[7] See Article 50 of the draft Law.

[8] See Article 75 of the draft Law.

[9] See Article 76 of the draft Law.

[10] See Article 84 of the draft Law.

[11] See Article 84 of the draft Law.

[12] ARTICLE 19 recalls that international courts make a distinction between opinions (value judgments) and statements of facts. For example, the European Court of Human Rights has stated that freedom of opinion is a fundamental part of the right to freedom of expression and that in contrast to statements of facts, individuals should not be expected to prove the truthfulness of opinions. The European Court of Human Rights has held that the right to freedom of expression protects the right of everyone to express an opinion as long as it is based on facts and was made in good faith. See the case of Lingens v. Austria, Judgement of 8 July 1986, Application no. 9815/82, para. 46.

[13] For example, the Delegated Powers Scrutiny Committee of the British parliament keeps under constant review the extent to which legislative powers are delegated by Parliament to government ministers.

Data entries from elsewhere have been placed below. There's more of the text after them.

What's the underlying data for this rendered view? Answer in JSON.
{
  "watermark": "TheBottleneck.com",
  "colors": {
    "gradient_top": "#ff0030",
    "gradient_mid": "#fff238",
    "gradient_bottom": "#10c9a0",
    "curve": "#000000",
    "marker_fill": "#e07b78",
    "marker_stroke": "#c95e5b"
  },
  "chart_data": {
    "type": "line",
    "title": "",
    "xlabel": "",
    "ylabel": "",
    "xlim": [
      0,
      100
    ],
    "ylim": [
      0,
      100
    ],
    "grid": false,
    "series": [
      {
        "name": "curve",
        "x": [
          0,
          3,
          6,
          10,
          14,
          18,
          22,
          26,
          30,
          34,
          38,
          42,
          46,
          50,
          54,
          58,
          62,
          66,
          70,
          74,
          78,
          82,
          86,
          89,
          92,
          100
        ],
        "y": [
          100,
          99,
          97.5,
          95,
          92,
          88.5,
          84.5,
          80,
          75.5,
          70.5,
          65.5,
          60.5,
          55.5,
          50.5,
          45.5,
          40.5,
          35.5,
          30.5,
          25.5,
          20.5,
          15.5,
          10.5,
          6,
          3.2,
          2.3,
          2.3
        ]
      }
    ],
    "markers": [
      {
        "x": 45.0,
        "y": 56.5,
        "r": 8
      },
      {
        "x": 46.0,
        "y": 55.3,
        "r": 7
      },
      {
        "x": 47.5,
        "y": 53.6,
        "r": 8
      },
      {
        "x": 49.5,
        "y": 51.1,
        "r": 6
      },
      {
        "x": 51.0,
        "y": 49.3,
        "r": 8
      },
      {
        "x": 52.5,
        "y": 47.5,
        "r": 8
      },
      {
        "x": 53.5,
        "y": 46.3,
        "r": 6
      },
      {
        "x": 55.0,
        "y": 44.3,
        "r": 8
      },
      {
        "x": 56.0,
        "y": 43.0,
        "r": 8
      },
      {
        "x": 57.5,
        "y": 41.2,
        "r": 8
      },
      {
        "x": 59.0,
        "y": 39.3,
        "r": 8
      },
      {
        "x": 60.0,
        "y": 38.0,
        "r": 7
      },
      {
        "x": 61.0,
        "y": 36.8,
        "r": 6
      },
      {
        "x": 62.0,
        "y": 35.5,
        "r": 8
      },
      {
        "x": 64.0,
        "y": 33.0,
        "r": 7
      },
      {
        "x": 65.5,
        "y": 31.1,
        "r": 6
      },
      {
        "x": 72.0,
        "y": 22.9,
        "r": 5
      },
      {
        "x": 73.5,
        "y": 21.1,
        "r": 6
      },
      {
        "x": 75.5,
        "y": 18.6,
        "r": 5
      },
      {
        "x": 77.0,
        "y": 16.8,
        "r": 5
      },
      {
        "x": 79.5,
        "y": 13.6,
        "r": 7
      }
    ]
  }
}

[14] Article 6 of the draft Law. ARTICLE 19 has already expressed concerns that journalists and the media in Rwanda are held responsible for press offenses in violation of international law. See ARTICLE 19’s submission to the Supreme Court of Rwanda in the case against two journalists of Umurabyo newspaper who were sentenced by the High Court in Kigali to 17-year and 7-year jail terms on 4 February 2011 over articles critical to the Rwandan authorities. The decision demonstrated that judges don’t know how to strike the right balance between the right to freedom of expression and other rights and legitimate interest. ARTICLE 19 is of the opinion that one of the weaknesses of the Media Law of Rwanda is how to seek liability of journalists and impose sanctions for press offenses.

[15] For example, professional standards are established in Article 12 of the Media law imposing obligations on journalists to publish verified information, and give the floor to all parties.

[16] Article 19 (3) of the International Covenant on Civil and Political Rights (ICCPR) sets out the test for assessing the legitimacy of restrictions on freedom of expression.  It states that these restrictions shall be only as are provided by law and are necessary:

[1] For the respect of the rights and reputation of others;

[2] For the protection of national security or of public order, public health or public morals

There exists a three part test to determine the legitimacy of limitations to freedom of expression.  Firstly the interference to the right must be provided for in the law, secondly it must protect or promote an aim that is deemed to be a legitimate aim in international law and thirdly, the restriction must be necessary for the protection of promotion of that legitimate aim.

[17] Article 20 of the Media Law.

[18] See Article 24 of the Media Law.

[19] See Article 24 of the Media Law.

[20] See Article 25 of the Media Law.

[21] See Article 26 of the Media Law.

[22] See Article 38 of the Media Law.

[23] See Article 57 of the Media Law.

[24] For example, Article 78 of the Media Law prescribes a fine for up to $8,400 for any act of interference with privacy.